Some countries in Central and South America have allocated spectrum in the 900 MHz and 1800 MHz bands for GSM in addition to the common GSM deployments at 850 MHz and 1900 MHz for ITU-Region 2 (Americas). The result hereof is a mixture of usage in the Americas that requires travelers to confirm that the phones they have are compatible with the band of the networks at their destinations. Frequency compatibility problems can be avoided through the use of multi-band (tri-band or, especially, quad-band) phones.
The following countries are mixing GSM 900/1800 and GSM 850/1900 bands:
|Antigua and Barbuda||Yes||Yes||Yes||No|
|Aruba, Bonaire and Curacao||No||Yes||Yes||Yes|
|British Virgin Islands||Yes||Yes||Yes||Yes|
|Saint Kitts and Nevis||Yes||Yes||Yes||Yes|
|Saint Vincent and the Grenadines||Yes||No||Yes||Yes|
|Trinidad and Tobago||Yes||Yes||No||Yes|
|Turks and Caicos Islands||Yes||Yes||Yes||Yes|
Another less common GSM version is GSM-450. It uses the same band as, and can co-exist with, old analog NMT systems. NMT is a first generation (1G) mobile phone system which was primarily used in Nordic countries, Benelux, Alpine Countries, Eastern Europe and Russia prior to the introduction of GSM. The GSM Association claims one of its around 680 operator-members has a license to operate a GSM 450 network in Tanzania. However, currently all active public operators in Tanzania use GSM 900/1800 MHz. There are no publicly advertised handsets for GSM-450 available.
Very few NMT-450 network remain in operation. Overall, where the 450 MHz NMT band has been licensed, the original analogue network has been closed, and sometimes replaced by CDMA. Some of the CDMA networks have since upgraded from CDMA to LTE (LTE band 31).
Today, most telephones support multiple bands as used in different countries to facilitate roaming. These are typically referred to as multi-band phones. Dual-band phones can cover GSM networks in pairs such as 900 and 1800 MHz frequencies (Europe, Asia, Australia and Brazil) or 850 and 1900 (North America and Brazil). European tri-band phones typically cover the 900, 1800 and 1900 bands giving good coverage in Europe and allowing limited use in North America, while North American tri-band phones utilize 850, 1800 and 1900 for widespread North American service but limited worldwide use. A new addition has been the quad-band phone, also known as a World Phone, supporting at least all four major GSM bands, allowing for global use (excluding non-GSM countries such as Japan or South Korea).

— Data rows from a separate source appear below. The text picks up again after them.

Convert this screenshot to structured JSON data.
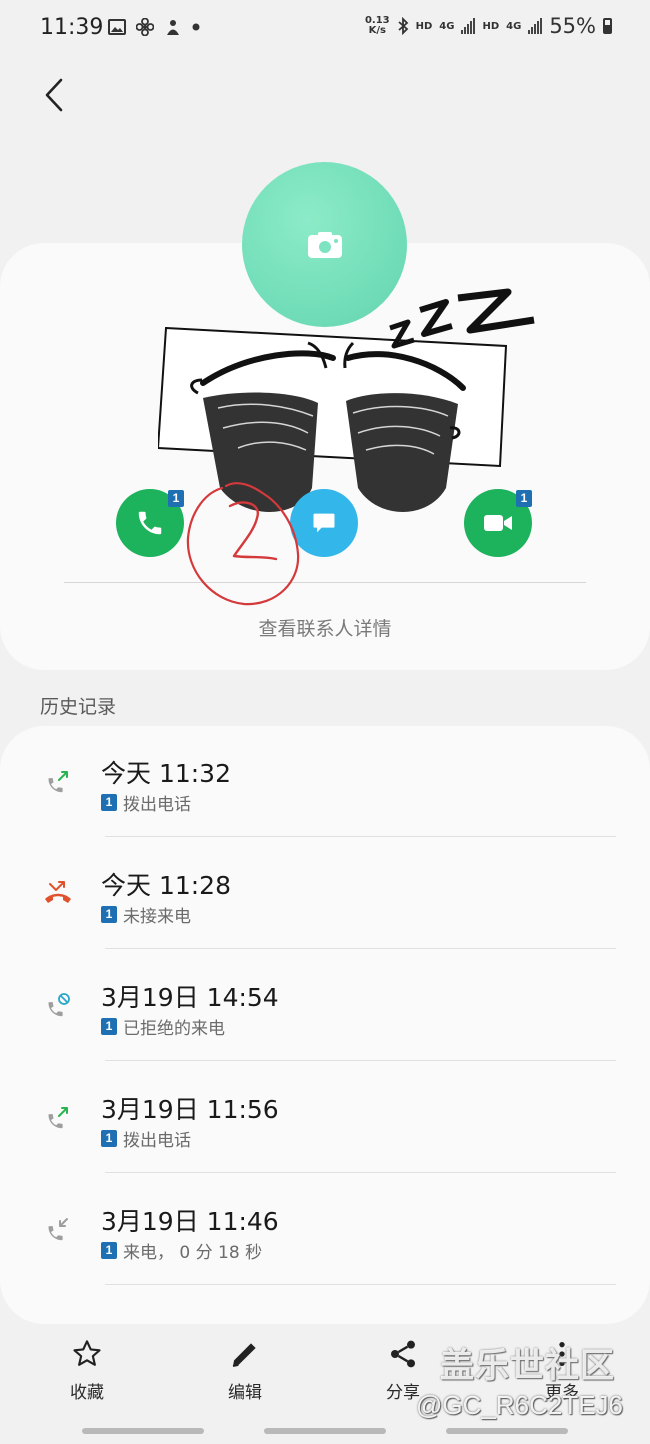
{
  "status_bar": {
    "time": "11:39",
    "net_speed_value": "0.13",
    "net_speed_unit": "K/s",
    "hd1": "HD",
    "net1": "4G",
    "hd2": "HD",
    "net2": "4G",
    "battery": "55%"
  },
  "contact": {
    "view_details": "查看联系人详情",
    "call_badge": "1",
    "video_badge": "1"
  },
  "history": {
    "title": "历史记录",
    "items": [
      {
        "time": "今天 11:32",
        "sim": "1",
        "desc": "拨出电话",
        "type": "outgoing"
      },
      {
        "time": "今天 11:28",
        "sim": "1",
        "desc": "未接来电",
        "type": "missed"
      },
      {
        "time": "3月19日 14:54",
        "sim": "1",
        "desc": "已拒绝的来电",
        "type": "rejected"
      },
      {
        "time": "3月19日 11:56",
        "sim": "1",
        "desc": "拨出电话",
        "type": "outgoing"
      },
      {
        "time": "3月19日 11:46",
        "sim": "1",
        "desc": "来电， 0 分 18 秒",
        "type": "incoming"
      }
    ]
  },
  "toolbar": {
    "favorite": "收藏",
    "edit": "编辑",
    "share": "分享",
    "more": "更多"
  },
  "watermark": {
    "site": "盖乐世社区",
    "user": "@GC_R6C2TEJ6"
  },
  "colors": {
    "call_green": "#1db25c",
    "message_blue": "#33b6ea",
    "avatar_mint": "#7ee3c0",
    "sim_badge": "#1f6fb3",
    "missed_red": "#e0522d"
  }
}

There are also multi-mode phones which can operate on GSM as well as on other mobile phone systems using other technical standards or proprietary technologies. Often these phones use multiple frequency bands as well. For example, one version of the Nokia 6340i GAIT phone sold in North America can operate on GSM-1900, GSM-850 and legacy TDMA-1900, TDMA-800, and AMPS-800, making it both multi-mode and multi-band. As a more recent example the Apple iPhone 5 and iPhone 4S support quad-band GSM at 850/900/1800/1900 MHz, quad-band UMTS/HSDPA/HSUPA at 850/900/1900/2100 MHz, and dual-band CDMA EV-DO Rev. An at 800/1900 MHz, for a total of 'six' different frequencies (though at most four in a single mode). This allows the same handset to be sold for AT&T Mobility, Verizon, and Sprint in the U.S. as well as a broad range of GSM carriers worldwide such as Vodafone, Orange and T-Mobile (Excluding-US), many of whom offer official unlocking.